= THE TASK =
Print all the data that follows exactly, images excluded.

Dataset rows describing interfaces
▬▬▬

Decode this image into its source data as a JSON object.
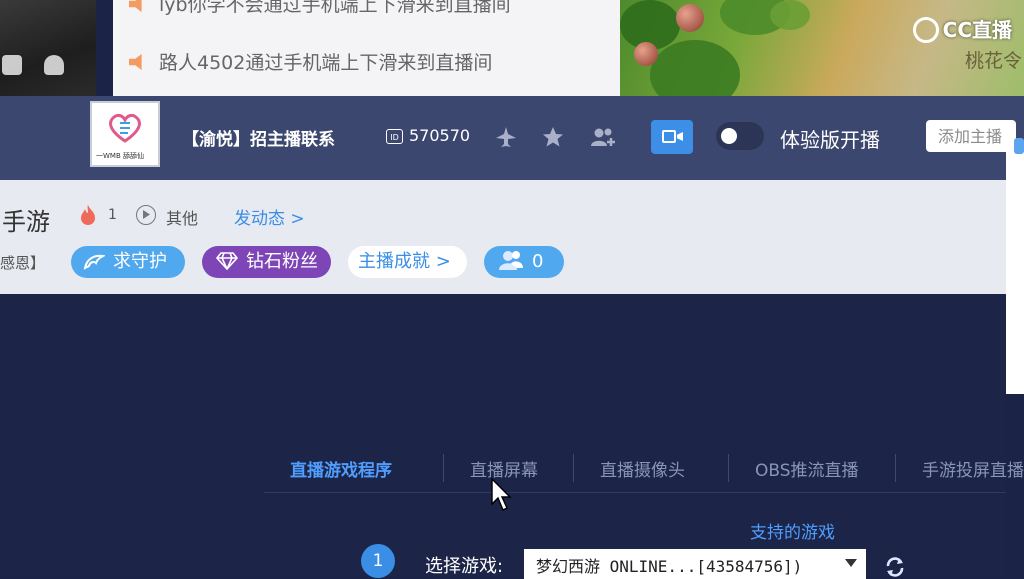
{
  "chat": {
    "lines": [
      "lyb你学不会通过手机端上下滑来到直播间",
      "路人4502通过手机端上下滑来到直播间"
    ]
  },
  "video": {
    "logo": "CC直播",
    "subtitle": "桃花令"
  },
  "header": {
    "avatar_caption": "一WMB 舔舔仙",
    "room_title": "【渝悦】招主播联系",
    "room_id_badge": "ID",
    "room_id": "570570",
    "trial_label": "体验版开播",
    "add_placeholder": "添加主播"
  },
  "info": {
    "game_name": "手游",
    "fire_count": "1",
    "category": "其他",
    "post_link": "发动态 >",
    "thanks_text": "感恩】",
    "guard_label": "求守护",
    "diamond_label": "钻石粉丝",
    "achievement_label": "主播成就 >",
    "fans_count": "0"
  },
  "setup": {
    "tabs": [
      {
        "label": "直播游戏程序",
        "active": true
      },
      {
        "label": "直播屏幕",
        "active": false
      },
      {
        "label": "直播摄像头",
        "active": false
      },
      {
        "label": "OBS推流直播",
        "active": false
      },
      {
        "label": "手游投屏直播",
        "active": false
      }
    ],
    "supported_games": "支持的游戏",
    "step_number": "1",
    "select_label": "选择游戏:",
    "selected_game": "梦幻西游 ONLINE...[43584756])"
  },
  "colors": {
    "accent_blue": "#3a8ee6",
    "header_bg": "#3c4770",
    "setup_bg": "#1c2447",
    "diamond_purple": "#7e45b6"
  }
}
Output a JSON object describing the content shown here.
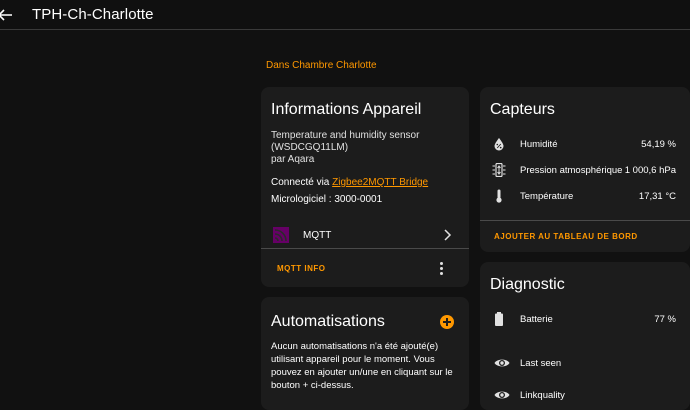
{
  "header": {
    "title": "TPH-Ch-Charlotte",
    "back_icon": "arrow-left-icon"
  },
  "area_link": "Dans Chambre Charlotte",
  "info_card": {
    "title": "Informations Appareil",
    "model_line1": "Temperature and humidity sensor",
    "model_line2": "(WSDCGQ11LM)",
    "manufacturer": "par Aqara",
    "connected_prefix": "Connecté via ",
    "connected_link": "Zigbee2MQTT Bridge",
    "firmware": "Micrologiciel : 3000-0001",
    "integration": {
      "label": "MQTT",
      "icon": "mqtt-icon"
    },
    "action": "MQTT INFO"
  },
  "automations_card": {
    "title": "Automatisations",
    "text": "Aucun automatisations n'a été ajouté(e) utilisant appareil pour le moment. Vous pouvez en ajouter un/une en cliquant sur le bouton + ci-dessus."
  },
  "sensors_card": {
    "title": "Capteurs",
    "rows": [
      {
        "name": "Humidité",
        "value": "54,19 %",
        "icon": "water-percent-icon"
      },
      {
        "name": "Pression atmosphérique",
        "value": "1 000,6 hPa",
        "icon": "gauge-icon"
      },
      {
        "name": "Température",
        "value": "17,31 °C",
        "icon": "thermometer-icon"
      }
    ],
    "action": "AJOUTER AU TABLEAU DE BORD"
  },
  "diagnostic_card": {
    "title": "Diagnostic",
    "rows": [
      {
        "name": "Batterie",
        "value": "77 %",
        "icon": "battery-icon"
      },
      {
        "name": "Last seen",
        "value": "",
        "icon": "eye-icon"
      },
      {
        "name": "Linkquality",
        "value": "",
        "icon": "eye-icon"
      }
    ]
  },
  "colors": {
    "accent": "#ff9800",
    "card": "#1c1c1c",
    "background": "#111111",
    "mqtt": "#660066"
  }
}
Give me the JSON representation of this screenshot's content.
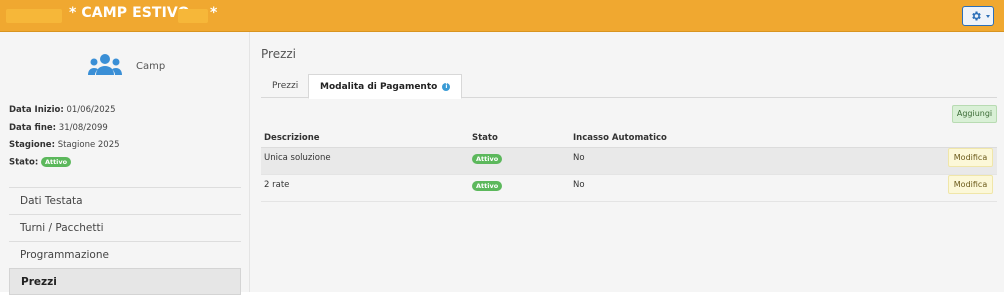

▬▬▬

= THE COMPLETED TASK =
Decode this image into its source data as a JSON object.
{
  "chat": {
    "lines": [
      "lyb你学不会通过手机端上下滑来到直播间",
      "路人4502通过手机端上下滑来到直播间"
    ]
  },
  "video": {
    "logo": "CC直播",
    "subtitle": "桃花令"
  },
  "header": {
    "avatar_caption": "一WMB 舔舔仙",
    "room_title": "【渝悦】招主播联系",
    "room_id_badge": "ID",
    "room_id": "570570",
    "trial_label": "体验版开播",
    "add_placeholder": "添加主播"
  },
  "info": {
    "game_name": "手游",
    "fire_count": "1",
    "category": "其他",
    "post_link": "发动态 >",
    "thanks_text": "感恩】",
    "guard_label": "求守护",
    "diamond_label": "钻石粉丝",
    "achievement_label": "主播成就 >",
    "fans_count": "0"
  },
  "setup": {
    "tabs": [
      {
        "label": "直播游戏程序",
        "active": true
      },
      {
        "label": "直播屏幕",
        "active": false
      },
      {
        "label": "直播摄像头",
        "active": false
      },
      {
        "label": "OBS推流直播",
        "active": false
      },
      {
        "label": "手游投屏直播",
        "active": false
      }
    ],
    "supported_games": "支持的游戏",
    "step_number": "1",
    "select_label": "选择游戏:",
    "selected_game": "梦幻西游 ONLINE...[43584756])"
  },
  "colors": {
    "accent_blue": "#3a8ee6",
    "header_bg": "#3c4770",
    "setup_bg": "#1c2447",
    "diamond_purple": "#7e45b6"
  }
}
Output a JSON object describing the content shown here.
{
  "header": {
    "title": "TPH-Ch-Charlotte",
    "back_icon": "arrow-left-icon"
  },
  "area_link": "Dans Chambre Charlotte",
  "info_card": {
    "title": "Informations Appareil",
    "model_line1": "Temperature and humidity sensor",
    "model_line2": "(WSDCGQ11LM)",
    "manufacturer": "par Aqara",
    "connected_prefix": "Connecté via ",
    "connected_link": "Zigbee2MQTT Bridge",
    "firmware": "Micrologiciel : 3000-0001",
    "integration": {
      "label": "MQTT",
      "icon": "mqtt-icon"
    },
    "action": "MQTT INFO"
  },
  "automations_card": {
    "title": "Automatisations",
    "text": "Aucun automatisations n'a été ajouté(e) utilisant appareil pour le moment. Vous pouvez en ajouter un/une en cliquant sur le bouton + ci-dessus."
  },
  "sensors_card": {
    "title": "Capteurs",
    "rows": [
      {
        "name": "Humidité",
        "value": "54,19 %",
        "icon": "water-percent-icon"
      },
      {
        "name": "Pression atmosphérique",
        "value": "1 000,6 hPa",
        "icon": "gauge-icon"
      },
      {
        "name": "Température",
        "value": "17,31 °C",
        "icon": "thermometer-icon"
      }
    ],
    "action": "AJOUTER AU TABLEAU DE BORD"
  },
  "diagnostic_card": {
    "title": "Diagnostic",
    "rows": [
      {
        "name": "Batterie",
        "value": "77 %",
        "icon": "battery-icon"
      },
      {
        "name": "Last seen",
        "value": "",
        "icon": "eye-icon"
      },
      {
        "name": "Linkquality",
        "value": "",
        "icon": "eye-icon"
      }
    ]
  },
  "colors": {
    "accent": "#ff9800",
    "card": "#1c1c1c",
    "background": "#111111",
    "mqtt": "#660066"
  }
}
Give me the JSON representation of this screenshot's content.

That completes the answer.